Note also that in this diagram the sail is shown as dragging the payload behind it as it accelerates. If part of the particle beam reaches the payload it could create substantial damage. Consequently, it might it be better to distribute the payload around the superconducting hoop where it would have the most protection against incoming charged particles. Note also the stability of the superconducting loop on a beam of finite width has not been investigated to date. However, the Starshot program is looking at this issue extensively.

Figure 1: Interaction of streaming plasma flow with a Magsail. From Jordan Kare NIAC report [8].

The assumption that the moving magnetic field of the Magsail, seen in the frame of the beam as an electric field, ionizes the incoming neutral beam particles must be quantified.


Since beam divergence is fundamentally limited, high accelerations can be used to insure the sail will stay within the beam until it reaches the desired final velocity, even with microradian divergence.
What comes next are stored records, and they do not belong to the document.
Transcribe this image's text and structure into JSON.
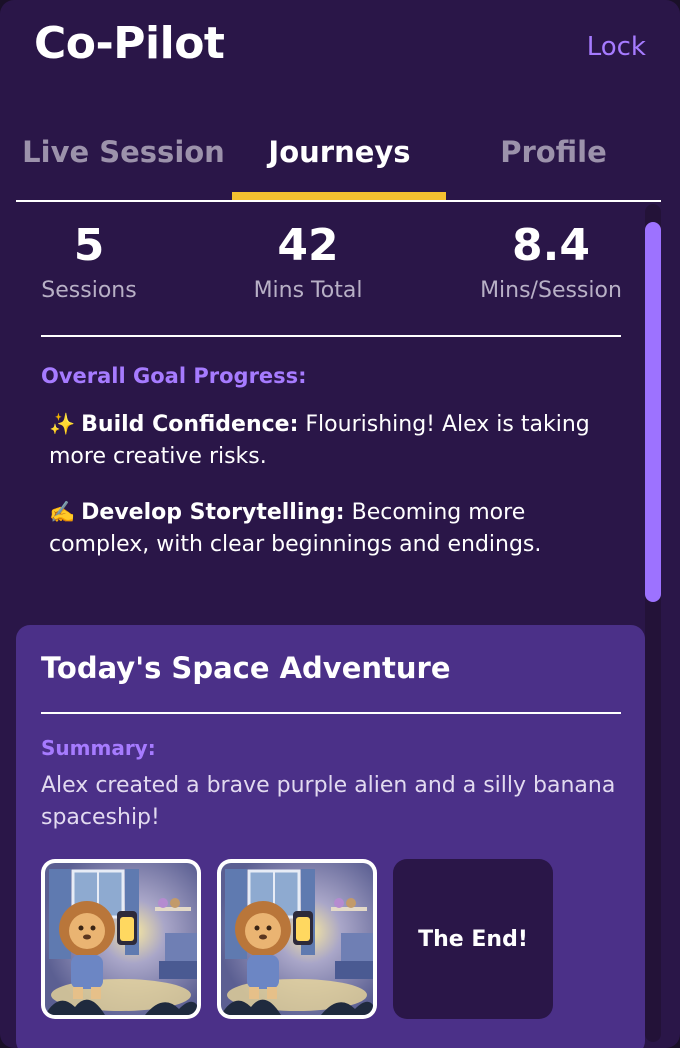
{
  "app": {
    "title": "Co-Pilot",
    "lock_label": "Lock",
    "colors": {
      "background": "#2a1648",
      "accent": "#a67bff",
      "tab_indicator": "#f4c030",
      "card": "#4b3088"
    }
  },
  "tabs": [
    {
      "label": "Live Session",
      "active": false
    },
    {
      "label": "Journeys",
      "active": true
    },
    {
      "label": "Profile",
      "active": false
    }
  ],
  "stats": [
    {
      "value": "5",
      "label": "Sessions"
    },
    {
      "value": "42",
      "label": "Mins Total"
    },
    {
      "value": "8.4",
      "label": "Mins/Session"
    }
  ],
  "goals": {
    "heading": "Overall Goal Progress:",
    "items": [
      {
        "emoji": "✨",
        "name": "Build Confidence:",
        "text": "Flourishing! Alex is taking more creative risks."
      },
      {
        "emoji": "✍️",
        "name": "Develop Storytelling:",
        "text": "Becoming more complex, with clear beginnings and endings."
      }
    ]
  },
  "session_card": {
    "title": "Today's Space Adventure",
    "summary_label": "Summary:",
    "summary_text": "Alex created a brave purple alien and a silly banana spaceship!",
    "thumbnails": [
      {
        "kind": "image",
        "icon": "lion-lantern-illustration"
      },
      {
        "kind": "image",
        "icon": "lion-lantern-illustration"
      },
      {
        "kind": "text",
        "label": "The End!"
      }
    ]
  }
}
This leads to ultrahigh, 105 g’s, 106 m/s2 to accelerate to 0.06 c. The Starshot system, a laser beam-driven 1 gram sail with the goal of reaching 0.2c, has been quantified in a detailed system model by Kevin Parkin [9]. It too uses 105-106 g’s. Magsail-beam interaction remains an aspect of this concept that needs further study, probably by simulations. This promising method for interstellar travel should receive further attention.
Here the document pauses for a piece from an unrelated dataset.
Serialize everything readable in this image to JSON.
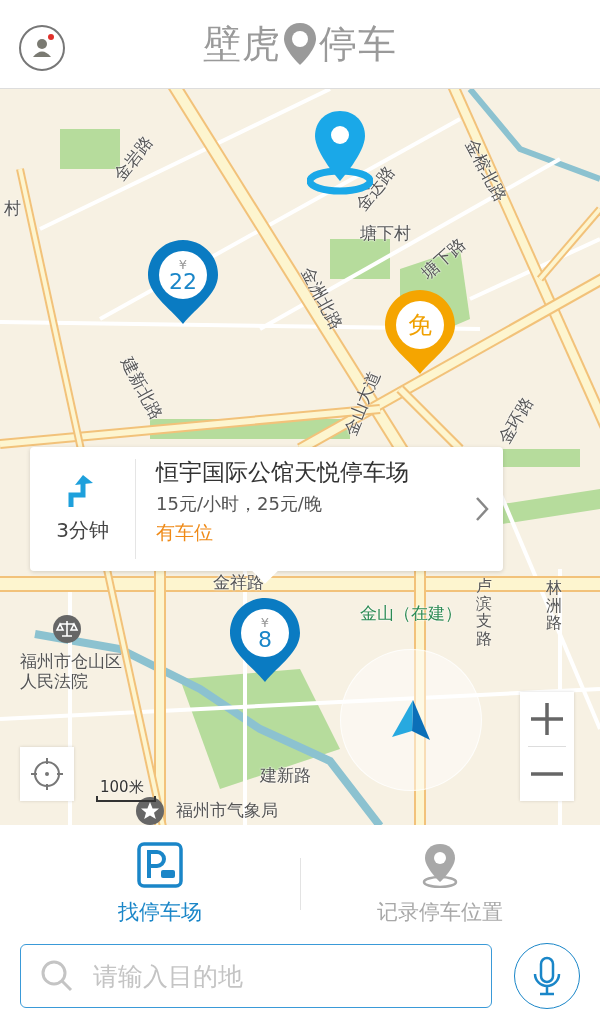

1. G.A. Landis, “Optics and Materials Considerations for Laser-Propelled Lightsail,” IAA-89-664, 1989.

2. G. Nordley and A. J. Crowl, “Mass Beam Propulsion, An Overview”, JBIS 68, pp. 153-166, 2015.

3. Alan Mole, “One Kilogram Interstellar Colony Mission”, JBIS, 66, pp.381-387, 2013.

4. J, Benford, “Beam-Driven Sails and Divergence of Neutral Particle Beams” JBIS 70, pg. 449-452, 2017.

5. Report to the APS of the study on science and technology of directed energy weapons, Rev. Mod. Phys 59, number 3, part II, pg. 80,1987.

6. G. D. Nordley, “Relativistic Particle Beams for Interstellar Propulsion,” JBIS 46, pp 145-150,1993

7. Andrews, D. G. and R. M. Zubrin, “Magnetic Sails and Interstellar Travel”, JBIS 43, pp. 265-272, 1990

8. J. T. Kare, “High-acceleration Micro-scale Laser Sails for Interstellar Propulsion,” Final Report NIAC RG#07600-070, 2002. Accessed 03 Dec 2018.

9. K. L. G. Parkin, “The Breakthrough Starshot System Model”, Acta Astronautica 152, 370-384, 2018.